Dataset rows for apps and sites:
= = = =

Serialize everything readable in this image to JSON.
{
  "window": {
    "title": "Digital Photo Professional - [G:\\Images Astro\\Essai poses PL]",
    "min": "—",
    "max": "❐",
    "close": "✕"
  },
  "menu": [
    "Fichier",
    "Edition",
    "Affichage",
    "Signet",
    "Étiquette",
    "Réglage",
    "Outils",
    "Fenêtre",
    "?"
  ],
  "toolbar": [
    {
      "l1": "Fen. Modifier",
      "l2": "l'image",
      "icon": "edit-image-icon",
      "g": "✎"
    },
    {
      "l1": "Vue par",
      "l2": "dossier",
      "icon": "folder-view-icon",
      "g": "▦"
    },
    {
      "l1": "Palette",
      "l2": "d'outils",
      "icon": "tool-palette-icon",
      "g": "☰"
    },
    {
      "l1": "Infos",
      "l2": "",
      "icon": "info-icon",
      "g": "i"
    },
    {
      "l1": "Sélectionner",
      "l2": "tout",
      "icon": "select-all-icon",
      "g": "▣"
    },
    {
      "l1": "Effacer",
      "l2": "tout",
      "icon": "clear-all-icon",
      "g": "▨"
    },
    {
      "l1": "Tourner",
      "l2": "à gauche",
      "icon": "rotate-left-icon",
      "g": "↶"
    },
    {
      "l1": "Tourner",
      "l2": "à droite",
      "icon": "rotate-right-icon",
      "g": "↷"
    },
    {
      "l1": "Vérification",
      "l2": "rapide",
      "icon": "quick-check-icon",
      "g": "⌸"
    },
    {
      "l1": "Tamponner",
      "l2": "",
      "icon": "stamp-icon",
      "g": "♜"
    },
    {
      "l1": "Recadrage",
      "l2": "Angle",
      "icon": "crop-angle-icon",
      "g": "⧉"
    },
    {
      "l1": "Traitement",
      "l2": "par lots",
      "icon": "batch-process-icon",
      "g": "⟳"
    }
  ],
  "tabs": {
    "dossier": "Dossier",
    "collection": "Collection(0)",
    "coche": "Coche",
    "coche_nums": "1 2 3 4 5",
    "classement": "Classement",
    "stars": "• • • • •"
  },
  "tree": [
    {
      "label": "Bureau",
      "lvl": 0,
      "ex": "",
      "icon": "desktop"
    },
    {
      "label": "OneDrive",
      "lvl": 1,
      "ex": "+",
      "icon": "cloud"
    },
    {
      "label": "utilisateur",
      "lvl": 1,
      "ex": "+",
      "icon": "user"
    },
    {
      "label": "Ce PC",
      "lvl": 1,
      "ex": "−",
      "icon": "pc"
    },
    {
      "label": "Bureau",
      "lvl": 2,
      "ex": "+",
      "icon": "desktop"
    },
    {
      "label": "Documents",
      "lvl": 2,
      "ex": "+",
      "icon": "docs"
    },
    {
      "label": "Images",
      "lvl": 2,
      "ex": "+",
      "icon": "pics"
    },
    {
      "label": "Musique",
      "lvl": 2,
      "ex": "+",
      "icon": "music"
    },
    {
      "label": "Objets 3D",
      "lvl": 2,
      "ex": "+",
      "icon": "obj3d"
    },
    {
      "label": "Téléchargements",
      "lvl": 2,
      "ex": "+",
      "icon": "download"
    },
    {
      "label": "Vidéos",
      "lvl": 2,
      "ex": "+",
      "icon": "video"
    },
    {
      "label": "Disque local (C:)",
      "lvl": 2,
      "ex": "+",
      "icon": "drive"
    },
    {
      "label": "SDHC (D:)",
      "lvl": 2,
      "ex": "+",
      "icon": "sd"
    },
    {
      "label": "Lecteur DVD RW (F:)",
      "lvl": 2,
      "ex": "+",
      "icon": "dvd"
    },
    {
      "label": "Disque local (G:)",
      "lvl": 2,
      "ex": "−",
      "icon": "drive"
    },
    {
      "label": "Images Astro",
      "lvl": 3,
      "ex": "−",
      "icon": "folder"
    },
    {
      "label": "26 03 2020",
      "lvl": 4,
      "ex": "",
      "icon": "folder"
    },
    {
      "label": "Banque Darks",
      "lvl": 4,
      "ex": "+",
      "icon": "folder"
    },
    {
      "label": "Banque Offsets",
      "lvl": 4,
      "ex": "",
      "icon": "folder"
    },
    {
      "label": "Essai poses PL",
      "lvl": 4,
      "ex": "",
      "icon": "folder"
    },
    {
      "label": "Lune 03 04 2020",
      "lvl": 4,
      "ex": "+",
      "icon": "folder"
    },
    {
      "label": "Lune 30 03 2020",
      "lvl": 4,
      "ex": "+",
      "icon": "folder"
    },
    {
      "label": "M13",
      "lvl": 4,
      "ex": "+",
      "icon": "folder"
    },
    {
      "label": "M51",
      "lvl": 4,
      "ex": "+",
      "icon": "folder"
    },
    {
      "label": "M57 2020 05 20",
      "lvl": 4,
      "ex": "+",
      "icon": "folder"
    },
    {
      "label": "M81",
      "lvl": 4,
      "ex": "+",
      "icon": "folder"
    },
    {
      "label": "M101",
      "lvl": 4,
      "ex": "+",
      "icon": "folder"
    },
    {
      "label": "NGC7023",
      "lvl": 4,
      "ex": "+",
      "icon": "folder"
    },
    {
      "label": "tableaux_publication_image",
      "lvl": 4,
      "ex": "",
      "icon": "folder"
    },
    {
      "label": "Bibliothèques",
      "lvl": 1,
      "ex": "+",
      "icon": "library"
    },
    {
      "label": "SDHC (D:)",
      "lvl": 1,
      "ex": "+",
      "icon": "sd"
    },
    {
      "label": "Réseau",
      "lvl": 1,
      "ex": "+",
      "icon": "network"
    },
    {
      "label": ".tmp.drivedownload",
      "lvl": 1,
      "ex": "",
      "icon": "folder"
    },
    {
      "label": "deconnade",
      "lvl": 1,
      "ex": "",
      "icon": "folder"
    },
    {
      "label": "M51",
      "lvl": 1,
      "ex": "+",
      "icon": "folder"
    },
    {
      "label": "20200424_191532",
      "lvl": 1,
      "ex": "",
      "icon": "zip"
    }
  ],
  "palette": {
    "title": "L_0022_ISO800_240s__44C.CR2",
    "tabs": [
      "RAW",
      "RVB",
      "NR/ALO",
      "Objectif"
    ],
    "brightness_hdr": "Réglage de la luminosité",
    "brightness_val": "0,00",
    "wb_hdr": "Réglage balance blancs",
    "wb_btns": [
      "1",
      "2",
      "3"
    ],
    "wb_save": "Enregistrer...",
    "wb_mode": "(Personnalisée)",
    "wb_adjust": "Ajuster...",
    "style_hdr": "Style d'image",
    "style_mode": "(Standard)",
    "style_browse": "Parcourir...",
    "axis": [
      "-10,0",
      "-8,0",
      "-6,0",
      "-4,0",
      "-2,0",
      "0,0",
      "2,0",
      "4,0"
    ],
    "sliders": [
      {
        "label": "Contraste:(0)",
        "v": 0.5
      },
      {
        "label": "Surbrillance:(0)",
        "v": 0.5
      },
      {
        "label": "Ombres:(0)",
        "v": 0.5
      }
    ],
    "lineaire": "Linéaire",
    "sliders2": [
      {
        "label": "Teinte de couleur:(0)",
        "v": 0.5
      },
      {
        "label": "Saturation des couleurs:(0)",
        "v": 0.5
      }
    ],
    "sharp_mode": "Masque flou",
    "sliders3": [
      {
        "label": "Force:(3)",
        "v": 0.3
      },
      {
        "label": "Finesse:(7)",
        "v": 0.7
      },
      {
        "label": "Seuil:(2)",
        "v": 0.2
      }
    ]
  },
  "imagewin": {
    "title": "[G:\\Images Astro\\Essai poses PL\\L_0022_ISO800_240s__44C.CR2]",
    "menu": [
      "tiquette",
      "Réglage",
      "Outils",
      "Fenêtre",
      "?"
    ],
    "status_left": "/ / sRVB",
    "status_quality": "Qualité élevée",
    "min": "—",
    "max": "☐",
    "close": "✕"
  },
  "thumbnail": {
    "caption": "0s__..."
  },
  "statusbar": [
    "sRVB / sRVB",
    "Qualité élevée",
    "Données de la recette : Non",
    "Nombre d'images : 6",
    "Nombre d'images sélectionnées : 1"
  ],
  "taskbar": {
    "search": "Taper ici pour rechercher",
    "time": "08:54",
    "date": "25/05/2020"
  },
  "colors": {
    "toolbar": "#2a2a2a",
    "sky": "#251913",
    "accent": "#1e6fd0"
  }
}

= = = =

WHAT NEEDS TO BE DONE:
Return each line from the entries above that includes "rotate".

YOUR RESPONSE:
      "icon": "rotate-left-icon",
      "icon": "rotate-right-icon",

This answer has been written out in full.